Goats are natural browsers. This means that they like to eat with their heads up, often reaching as high as they can for leaves, twigs and wooded area’s understory. They prefer woods to grass pasture but will also nibble on fresh, uncontaminated grass. They are observed to be much fussier in what they will eat when compared to sheep or cattle—and are talented at nibbling off the most nutrient-rich parts of plants such as flowers, young twigs and new buds even to the point of nibbling around thorns. Poison ivy is a delicacy and the young leaves of nettles, thistles and buck thorn succumb quickly to a herd of goats.
The goat’s digestive system does a very good job of turning browse into a nutritious feed source that is not able to be utilized efficiently by other livestock. Unlike native grasses, leaves and browse hold their nutritional value throughout the summer providing a consistent source of protein and carbohydrates. In contrast, summer grass matures early in the season and the nutrients are shifted to the seed head leaving a fibrous grass stem with low nutritional value for livestock. During drought conditions native grasses convert nutrients to the seed head faster than normal to ensure survival when conditions improve resulting in even less optimal grazing days for sheep and cattle. This is true globally and especially in countries with extended dry periods.
Nutrition is usually higher in browse than in grasses especially during the dry season. The goats preference for browse help them cope surprisingly well during droughts, and in arid or low fertility environments when other livestock species are more likely to struggle. Ninety percent of the world’s goat populations provide a source of protein under harsh conditions. Goats have adapted to virtually any climate and are viewed by many working in the poorest countries as the most sustainable livestock for ensuring global food security (Winrock International, 2011). The goats in the photograph below are nimbly removing leaves from around thorns in Ethiopia Highlands (Farmer to Farmer volunteer assignment, 2006).

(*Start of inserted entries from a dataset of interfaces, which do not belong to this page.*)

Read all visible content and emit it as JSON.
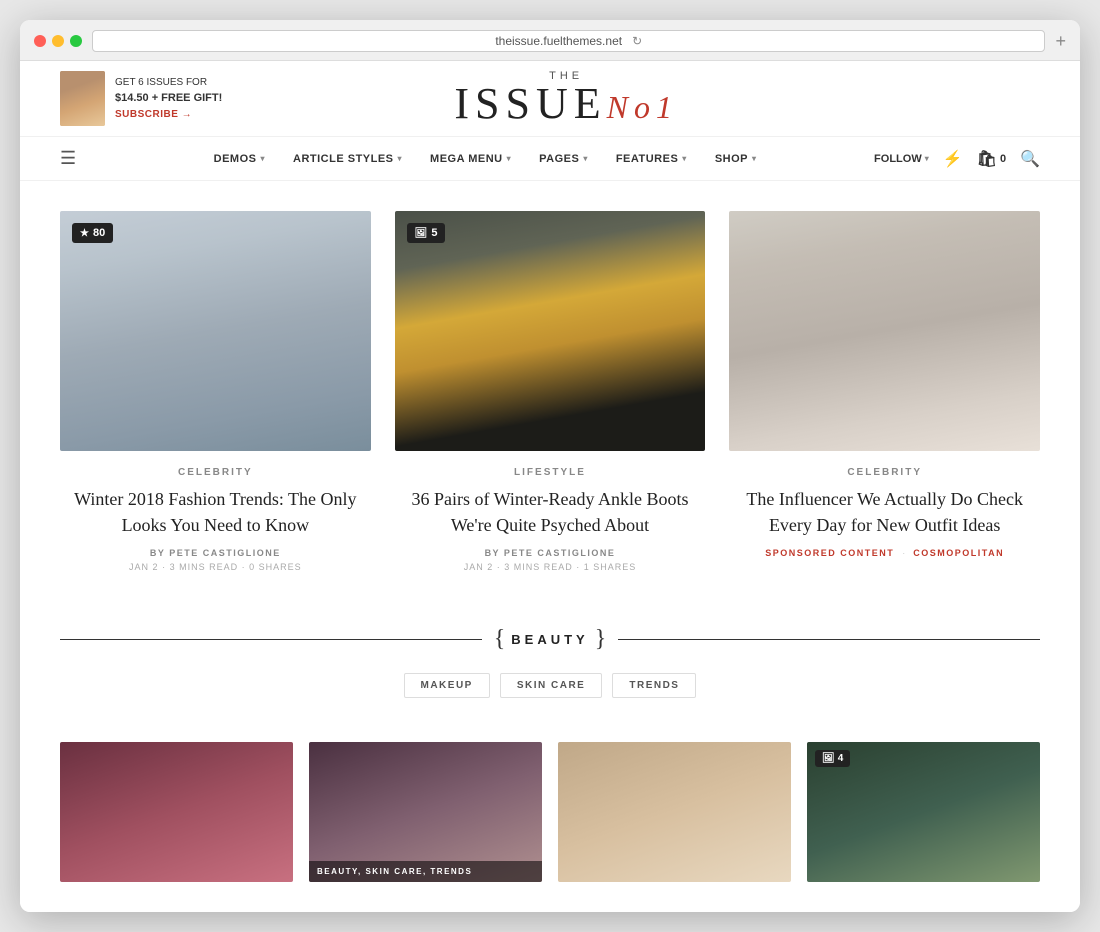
{
  "browser": {
    "url": "theissue.fuelthemes.net",
    "reload_icon": "↻",
    "new_tab": "+"
  },
  "promo": {
    "label_issues": "GET 6 ISSUES FOR",
    "price": "$14.50 + FREE GIFT!",
    "subscribe": "SUBSCRIBE →"
  },
  "logo": {
    "the": "THE",
    "main": "ISSUE",
    "accent": "No1"
  },
  "nav": {
    "hamburger": "☰",
    "items": [
      {
        "label": "DEMOS",
        "has_dropdown": true
      },
      {
        "label": "ARTICLE STYLES",
        "has_dropdown": true
      },
      {
        "label": "MEGA MENU",
        "has_dropdown": true
      },
      {
        "label": "PAGES",
        "has_dropdown": true
      },
      {
        "label": "FEATURES",
        "has_dropdown": true
      },
      {
        "label": "SHOP",
        "has_dropdown": true
      }
    ],
    "right": {
      "follow": "FOLLOW",
      "bolt_icon": "⚡",
      "cart_icon": "🛍",
      "cart_count": "0",
      "search_icon": "🔍"
    }
  },
  "articles": [
    {
      "category": "CELEBRITY",
      "title": "Winter 2018 Fashion Trends: The Only Looks You Need to Know",
      "author": "BY PETE CASTIGLIONE",
      "date": "JAN 2",
      "read_time": "3 MINS READ",
      "shares": "0 SHARES",
      "badge": "80",
      "badge_type": "star",
      "img_class": "figure-fashion1"
    },
    {
      "category": "LIFESTYLE",
      "title": "36 Pairs of Winter-Ready Ankle Boots We're Quite Psyched About",
      "author": "BY PETE CASTIGLIONE",
      "date": "JAN 2",
      "read_time": "3 MINS READ",
      "shares": "1 SHARES",
      "badge": "5",
      "badge_type": "image",
      "img_class": "figure-lifestyle"
    },
    {
      "category": "CELEBRITY",
      "title": "The Influencer We Actually Do Check Every Day for New Outfit Ideas",
      "author": null,
      "date": null,
      "read_time": null,
      "shares": null,
      "badge": null,
      "badge_type": null,
      "img_class": "figure-celeb",
      "tags": [
        "SPONSORED CONTENT",
        "COSMOPOLITAN"
      ]
    }
  ],
  "beauty_section": {
    "title": "BEAUTY",
    "brace_open": "{",
    "brace_close": "}",
    "subtabs": [
      "MAKEUP",
      "SKIN CARE",
      "TRENDS"
    ]
  },
  "bottom_cards": [
    {
      "img_class": "bottom-img1",
      "label": null,
      "badge": null
    },
    {
      "img_class": "bottom-img2",
      "label": "BEAUTY, SKIN CARE, TRENDS",
      "badge": null
    },
    {
      "img_class": "bottom-img3",
      "label": null,
      "badge": null
    },
    {
      "img_class": "bottom-img4",
      "label": null,
      "badge": "4",
      "badge_type": "image"
    }
  ]
}
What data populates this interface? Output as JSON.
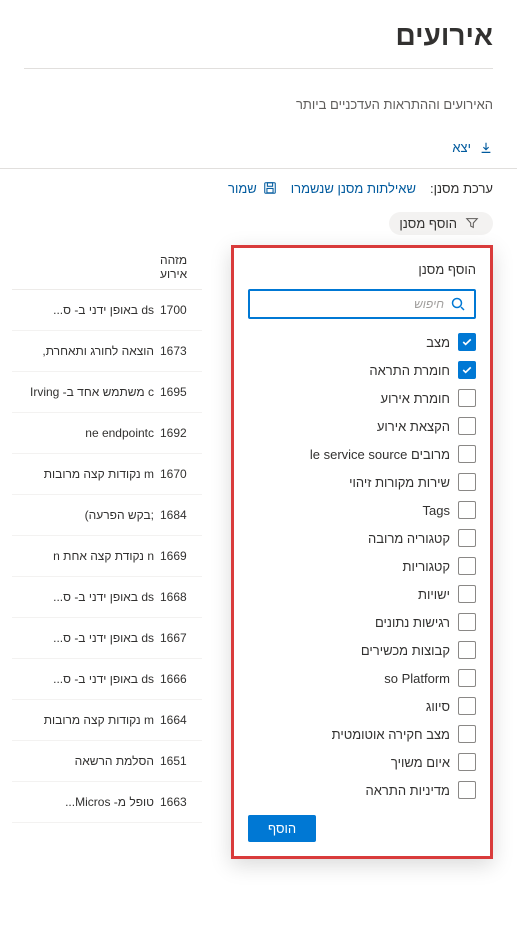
{
  "page": {
    "title": "אירועים",
    "subtitle": "האירועים וההתראות העדכניים ביותר"
  },
  "toolbar": {
    "export": "יצא"
  },
  "filterBar": {
    "prefix": "ערכת מסנן:",
    "savedQueries": "שאילתות מסנן שנשמרו",
    "save": "שמור"
  },
  "pill": {
    "addFilter": "הוסף מסנן"
  },
  "panel": {
    "title": "הוסף מסנן",
    "searchPlaceholder": "חיפוש",
    "searchValue": "",
    "addButton": "הוסף",
    "options": [
      {
        "label": "מצב",
        "checked": true
      },
      {
        "label": "חומרת התראה",
        "checked": true
      },
      {
        "label": "חומרת אירוע",
        "checked": false
      },
      {
        "label": "הקצאת אירוע",
        "checked": false
      },
      {
        "label": "מרובים le service source",
        "checked": false
      },
      {
        "label": "שירות   מקורות זיהוי",
        "checked": false
      },
      {
        "label": "Tags",
        "checked": false
      },
      {
        "label": "קטגוריה מרובה",
        "checked": false
      },
      {
        "label": "קטגוריות",
        "checked": false
      },
      {
        "label": "ישויות",
        "checked": false
      },
      {
        "label": "רגישות נתונים",
        "checked": false
      },
      {
        "label": "קבוצות מכשירים",
        "checked": false
      },
      {
        "label": "so Platform",
        "checked": false
      },
      {
        "label": "סיווג",
        "checked": false
      },
      {
        "label": "מצב חקירה אוטומטית",
        "checked": false
      },
      {
        "label": "איום משויך",
        "checked": false
      },
      {
        "label": "מדיניות התראה",
        "checked": false
      }
    ]
  },
  "table": {
    "idHeader": "מזהה אירוע",
    "rows": [
      {
        "id": "1700",
        "name": "ds באופן ידני ב- ס..."
      },
      {
        "id": "1673",
        "name": "הוצאה לחורג ותאחרת,"
      },
      {
        "id": "1695",
        "name": "c משתמש אחד ב- Irving"
      },
      {
        "id": "1692",
        "name": "ne endpointc"
      },
      {
        "id": "1670",
        "name": "m נקודות קצה מרובות"
      },
      {
        "id": "1684",
        "name": ";בקש הפרעה)"
      },
      {
        "id": "1669",
        "name": "n נקודת קצה אחת n"
      },
      {
        "id": "1668",
        "name": "ds באופן ידני ב- ס..."
      },
      {
        "id": "1667",
        "name": "ds באופן ידני ב- ס..."
      },
      {
        "id": "1666",
        "name": "ds באופן ידני ב- ס..."
      },
      {
        "id": "1664",
        "name": "m נקודות קצה מרובות"
      },
      {
        "id": "1651",
        "name": "הסלמת הרשאה"
      },
      {
        "id": "1663",
        "name": "טופל מ- Micros..."
      }
    ]
  }
}
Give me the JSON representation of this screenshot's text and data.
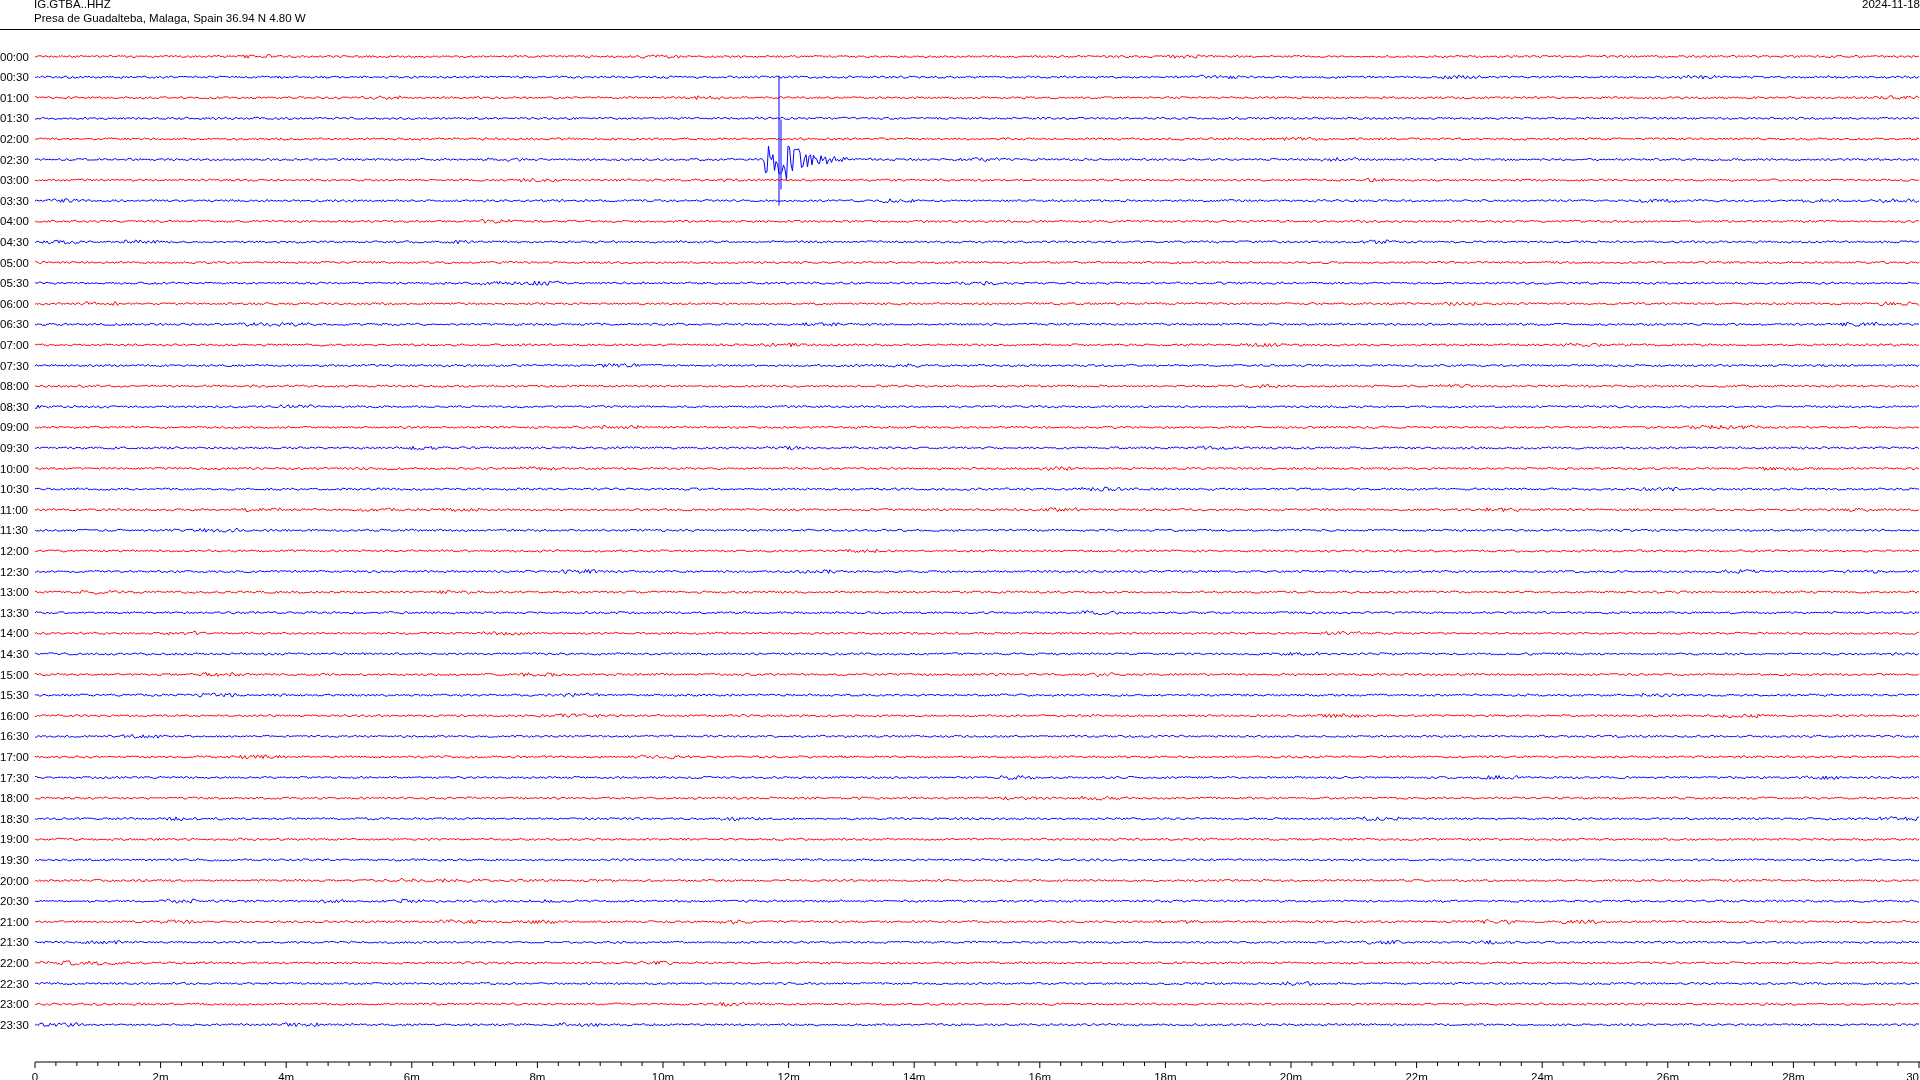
{
  "header": {
    "station": "IG.GTBA..HHZ",
    "location": "Presa de Guadalteba, Malaga, Spain  36.94 N 4.80 W",
    "date": "2024-11-18"
  },
  "rows": [
    {
      "label": "00:00",
      "color": "#ff0000",
      "kind": "trace"
    },
    {
      "label": "00:30",
      "color": "#0000ff",
      "kind": "trace"
    },
    {
      "label": "01:00",
      "color": "#ff0000",
      "kind": "trace"
    },
    {
      "label": "01:30",
      "color": "#0000ff",
      "kind": "trace"
    },
    {
      "label": "02:00",
      "color": "#ff0000",
      "kind": "trace"
    },
    {
      "label": "02:30",
      "color": "#0000ff",
      "kind": "event"
    },
    {
      "label": "03:00",
      "color": "#ff0000",
      "kind": "trace"
    },
    {
      "label": "03:30",
      "color": "#0000ff",
      "kind": "trace"
    },
    {
      "label": "04:00",
      "color": "#ff0000",
      "kind": "trace"
    },
    {
      "label": "04:30",
      "color": "#0000ff",
      "kind": "trace"
    },
    {
      "label": "05:00",
      "color": "#ff0000",
      "kind": "trace"
    },
    {
      "label": "05:30",
      "color": "#0000ff",
      "kind": "trace"
    },
    {
      "label": "06:00",
      "color": "#ff0000",
      "kind": "trace"
    },
    {
      "label": "06:30",
      "color": "#0000ff",
      "kind": "trace"
    },
    {
      "label": "07:00",
      "color": "#ff0000",
      "kind": "trace"
    },
    {
      "label": "07:30",
      "color": "#0000ff",
      "kind": "trace"
    },
    {
      "label": "08:00",
      "color": "#ff0000",
      "kind": "trace"
    },
    {
      "label": "08:30",
      "color": "#0000ff",
      "kind": "trace"
    },
    {
      "label": "09:00",
      "color": "#ff0000",
      "kind": "trace"
    },
    {
      "label": "09:30",
      "color": "#0000ff",
      "kind": "trace"
    },
    {
      "label": "10:00",
      "color": "#ff0000",
      "kind": "trace"
    },
    {
      "label": "10:30",
      "color": "#0000ff",
      "kind": "trace"
    },
    {
      "label": "11:00",
      "color": "#ff0000",
      "kind": "trace"
    },
    {
      "label": "11:30",
      "color": "#0000ff",
      "kind": "trace"
    },
    {
      "label": "12:00",
      "color": "#ff0000",
      "kind": "trace"
    },
    {
      "label": "12:30",
      "color": "#0000ff",
      "kind": "trace"
    },
    {
      "label": "13:00",
      "color": "#ff0000",
      "kind": "trace"
    },
    {
      "label": "13:30",
      "color": "#0000ff",
      "kind": "trace"
    },
    {
      "label": "14:00",
      "color": "#ff0000",
      "kind": "trace"
    },
    {
      "label": "14:30",
      "color": "#0000ff",
      "kind": "trace"
    },
    {
      "label": "15:00",
      "color": "#ff0000",
      "kind": "trace"
    },
    {
      "label": "15:30",
      "color": "#0000ff",
      "kind": "trace"
    },
    {
      "label": "16:00",
      "color": "#ff0000",
      "kind": "trace"
    },
    {
      "label": "16:30",
      "color": "#0000ff",
      "kind": "trace"
    },
    {
      "label": "17:00",
      "color": "#ff0000",
      "kind": "trace"
    },
    {
      "label": "17:30",
      "color": "#0000ff",
      "kind": "trace"
    },
    {
      "label": "18:00",
      "color": "#ff0000",
      "kind": "trace"
    },
    {
      "label": "18:30",
      "color": "#0000ff",
      "kind": "trace"
    },
    {
      "label": "19:00",
      "color": "#ff0000",
      "kind": "trace"
    },
    {
      "label": "19:30",
      "color": "#0000ff",
      "kind": "trace"
    },
    {
      "label": "20:00",
      "color": "#ff0000",
      "kind": "trace"
    },
    {
      "label": "20:30",
      "color": "#0000ff",
      "kind": "trace"
    },
    {
      "label": "21:00",
      "color": "#ff0000",
      "kind": "trace"
    },
    {
      "label": "21:30",
      "color": "#0000ff",
      "kind": "trace"
    },
    {
      "label": "22:00",
      "color": "#ff0000",
      "kind": "trace"
    },
    {
      "label": "22:30",
      "color": "#0000ff",
      "kind": "trace"
    },
    {
      "label": "23:00",
      "color": "#ff0000",
      "kind": "trace"
    },
    {
      "label": "23:30",
      "color": "#0000ff",
      "kind": "trace"
    }
  ],
  "axis": {
    "labels": [
      "0",
      "2m",
      "4m",
      "6m",
      "8m",
      "10m",
      "12m",
      "14m",
      "16m",
      "18m",
      "20m",
      "22m",
      "24m",
      "26m",
      "28m",
      "30"
    ]
  }
}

Note: It was an early custom by mariners and pirates to place goats on islands for later use. If the goats survived fresh water was available somewhere on the island and the goats would be a source of food for later trips. Goats were spread around the navigable world in this manner, went feral, interbred and developed their own unique adaptations to a variety of environments ranging from harsh to lush. Captain James Cook is famous for dropping goats in New Zealand and other South Pacific islands for emergency food during follow up visits or shipwrecks (Storey’s Guide to Raising Dairy Goats, Jerry Belange, 2010).